Worth Creech sent around this very well done article last night concerning sediment utilization in coastal Louisiana. We generally try to stay out of this fight — diversion versus dredging — since it seems this truly is an “all of the above” choice. However, I would have to agree that dredging at times seems to be the more practical and tangible approach when compared to its popular and fashionable but largely unproven alternative, engineered diversions. In fact, I would have to agree with this gentleman quoted in the article:
Cooper worries that his 10 grandsons will be senile by the time all the studies are completed. “I know where the sediment is,” he says, lighting a cigar and shouting over the wind and engine noise. “I can show them where it’s at. We’ve got shit-tons of sediment just laying around doing nothing while they study this and study that. They should have 10 dredges out there building land around the clock.”
But the needs are so vast it will surely require a mix of approaches, diffuse and long-term, such as diversions, as well as intense and highly targeted, which is dredging.
Full Text can found be at Al-Jazeera here
By Richard Grant in Carville, Louisiana, Photos by William Widmer for Al Jazeera America, Published on Sunday, November 1, 2015
A hulking old engineering boat moves slowly up the mile-wide Mississippi River.

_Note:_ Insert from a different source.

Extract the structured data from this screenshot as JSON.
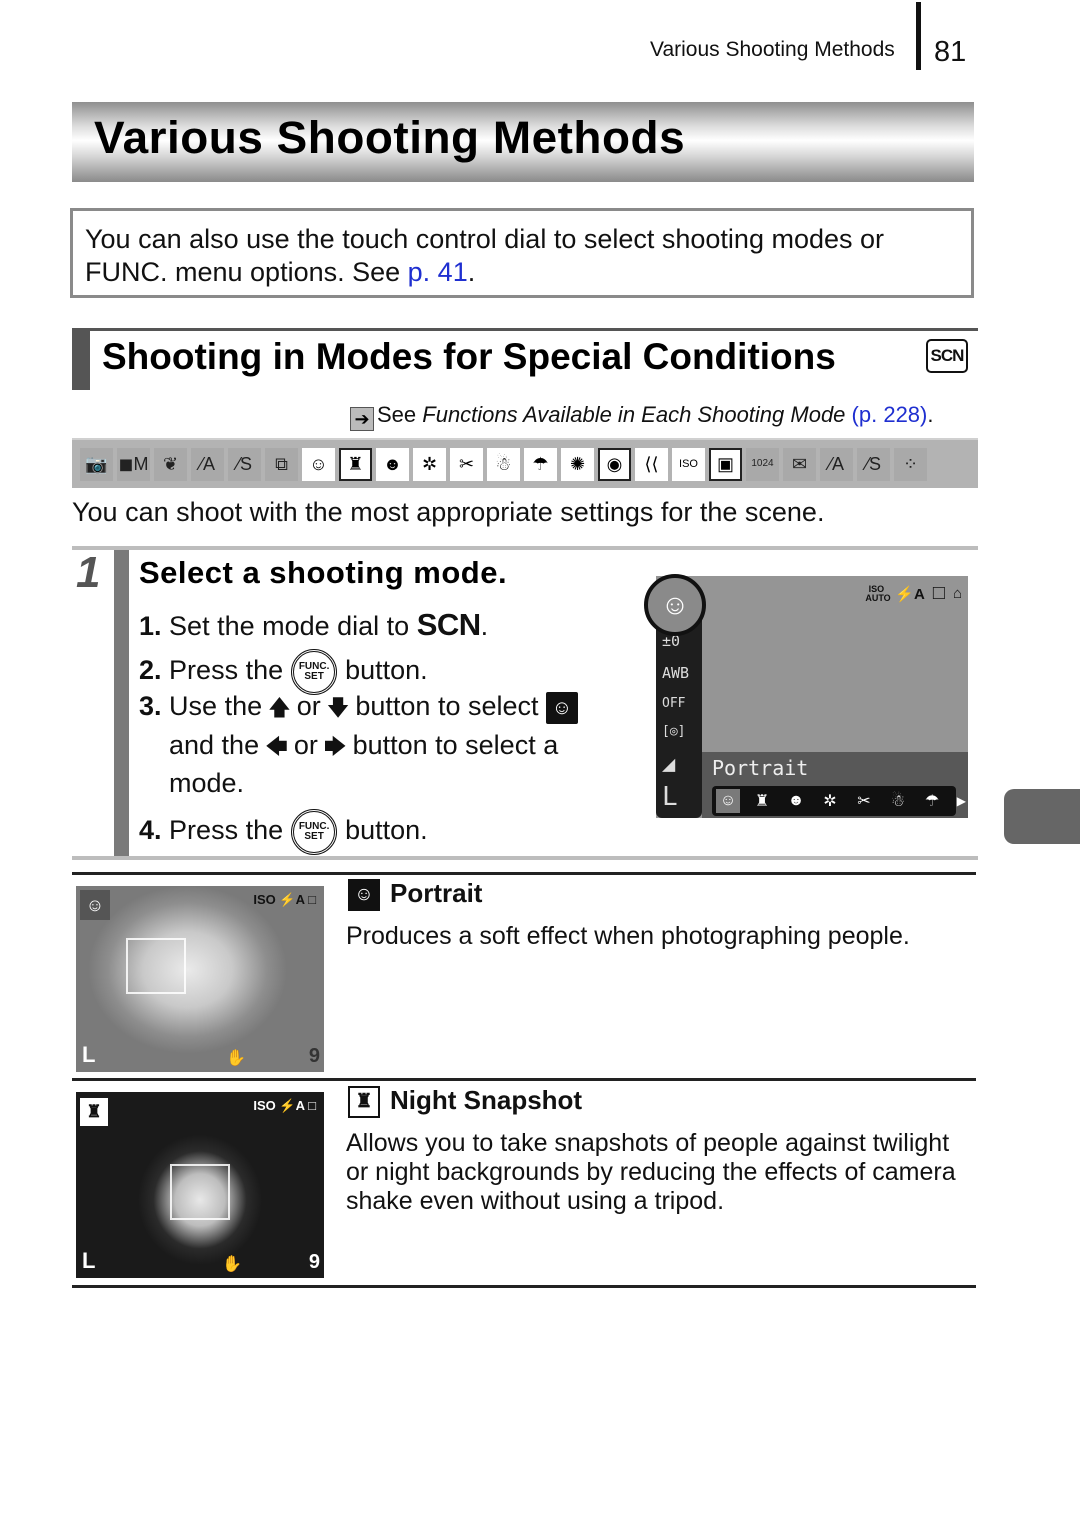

The Dredge Jadwin operates like a gigantic vacuum cleaner, sucking up sediment from the riverbed and spewing it out to the side through a long pipe. “For us, sediment it’s basically a problem,” says Randy Stockton, master of the Jadwin, built in 1933. “It clogs up the shipping channel. It silts in the river ports. The more of it there is, the harder we work to move it. But down on the coast this stuff is like gold dust.”
These tiny particles of sand and silt, some of which have washed all the way down the river from North Dakota and Minnesota, are at the center of a heated debate in south Louisiana. According to most scientists and environmentalists, sediment from the Mississippi is the best hope of saving Louisiana’s disappearing coast. They support projects, now in the planning stages, that will divert river water into the eroding coastal marshes, in the hope that sediment will settle, accumulate and form land.
The opponents of these proposed diversion projects, many of whom work in Louisiana’s $2.6 billion seafood industry, are also concerned about coastal land loss. But freshwater from the Mississippi, they say, will destroy the shrimp, oysters and commercial fish species that live in the brackish water of the marshland. Instead, they are calling for dredges like the Jadwin to suck up existing underwater sediment and use it to build land. “Dredge don’t divert” is their rallying cry, plastered on bumpers, placards and T-shirts. Indeed, dredging is a proven, if expensive, method that is already taking place in many areas.